A science advisory from the American Heart Association counsels against regular and long-term consumption of diet beverages, particularly in children. Instead, the group of leading nutritionists, doctors and researchers urged people to replace sugary and diet drinks with plain, carbonated or unsweetened flavoured water.
People are drinking fewer diet drinks these days, and a panel of health experts agrees that's a good idea.
A science advisory from the American Heart Association published Monday in the journal Circulation counsels against regular and long-term consumption of diet beverages, particularly in children. Instead, the group of leading nutritionists, doctors and researchers urged people to replace sugary and diet drinks with plain, carbonated or unsweetened flavored water.
The committee spent two years combing through dozens of studies – some of which brought up associations between low-calorie sweetened drinks and weight gain, dementia, stroke and other health problems – and concluded that the science was still too fuzzy to draw hard-and-fast conclusions about the health effects of diet drinks.
"There's not a huge body of literature, either observational or clinical trials," said the writing group's chair, Rachel K. Johnson, a professor emeritus of nutrition at the University of Vermont. "Based on the evidence available at this time, this is the best advice we have."
The advisory acknowledges the reality that many people might use diet drinks to wean off sugar-loaded drinks if they feel they can't make the wholesale leap to water. "This approach may be particularly helpful for individuals who are habituated to a sweet-tasting beverage and for whom water, at least initially, is not a desirable option," the report said.
Encouragingly, the writers pointed to federal data based on self-reported surveys showing adults and young people already are drinking less of both sugary and diet drinks.
In 2006, adults drank an average of about 5.6 ounces of low-calorie drinks a day. By 2014, that fell to 3.8 ounces a day, the federal data shows. Consumption for kids and teens declined during that time, too, in the range of less than an ounce a day. A serving size is about a cup, or 8 ounces. A can of soda is usually 12 ounces, although some come in 8-ounce sizes, too. Sports drinks come in a variety of bottle sizes, from 12 ounces to 32 ounces.
When it came to sugar-laden drinks, adults in 2000 drank about 16.2 ounces a day, according to the data. That declined to 8.4 ounces a day by 2014. Kids reported drinking 17.9 ounces each day in 2000, and 8.1 ounces a day in 2014. In 2016, the AHA issued its first scientific statement warning about added sugars intake for kids, saying children and teens should consume no more than 8 ounces of sugary beverages a week.

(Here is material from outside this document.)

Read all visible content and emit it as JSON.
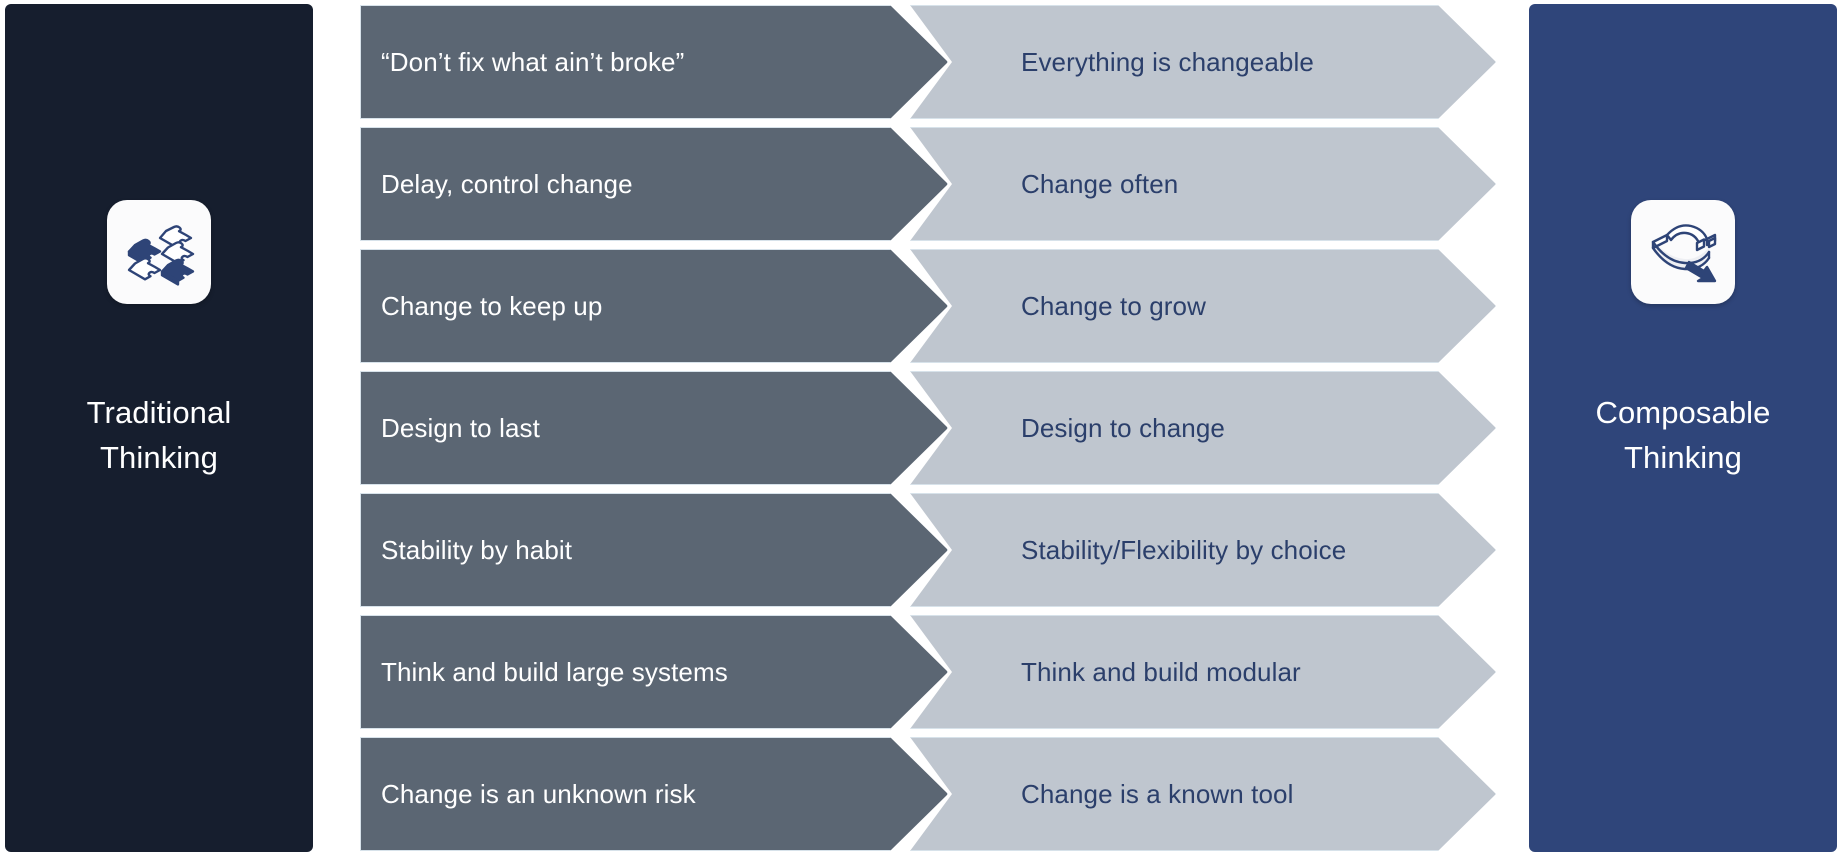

"We want to make crystal clear it's important to maintain that [downward] trend," said Alice H. Lichtenstein, vice chair of the writing group and director of the Cardiovascular Nutrition Laboratory at Tufts University in Boston.
"We hear a lot about potential adverse effects of low-calorie sweeteners, but much of it is speculation. We have to go with the available evidence," said Lichtenstein, the Gershoff Professor of Nutrition Science and Policy at Tufts. "The best advice we can give at this time is to ramp down intake and avoid excess consumption."
The advisory was more cautious in its advice for children because there is "virtually no data" on the long-term effects of low-calorie drinks, said writing group member Dr. Frank Hu, chair of the nutrition department at Harvard University and professor of nutrition and epidemiology.
"One question we discussed is whether for children who are obese and who drink regular soda on a regular basis, is it OK for them to drink diet soda instead?" Hu said. "The consensus is that for short-term weight control, it's OK. Certainly, it's not the best alternative … because we all know there are more healthy alternatives, such as water, low-fat and fat-free milk."
The report included an exception for one specific population: children with diabetes. The authors say those children who eat a balanced diet and who are closely monitoring their blood sugar may help keep their levels in check by substituting low-calorie drinks for sugary ones when needed.
In 2012, the AHA and the American Diabetes Association issued a scientific statement saying artificial sweeteners used "judiciously" in foods and beverages could help people lower added sugars intake, maintain a healthy weight, and lower the risk of heart disease and Type 2 diabetes. But it warned the science was "limited and inconclusive" about that strategy.
The new science advisory included eight low-calorie sweeteners – six currently approved by the Food and Drug Administration and two extracts from plants.
AHA science advisories typically review and analyze recent research on topics related to heart and brain health, as a way to educate the public and synthesize the latest information.
While this new advisory pointed out the dearth of clear evidence from diet drink studies, nutrition researcher Christopher Gardner feels there is plenty that is clear.
"Artificial soda, there's nothing good about it," said Gardner, who was not an author on the latest advisory. He was lead author on the 2012 scientific statement and is director of Nutrition Studies at the Stanford Prevention Research Center. "There's nothing health-promoting about it. The only health-related role it has is as a transition beverage, replacing or displacing sugar-sweetened beverages."
But even that, Gardner said, doesn't seem to be playing out in current trends, pointing to declining consumption of both regular and diet drinks.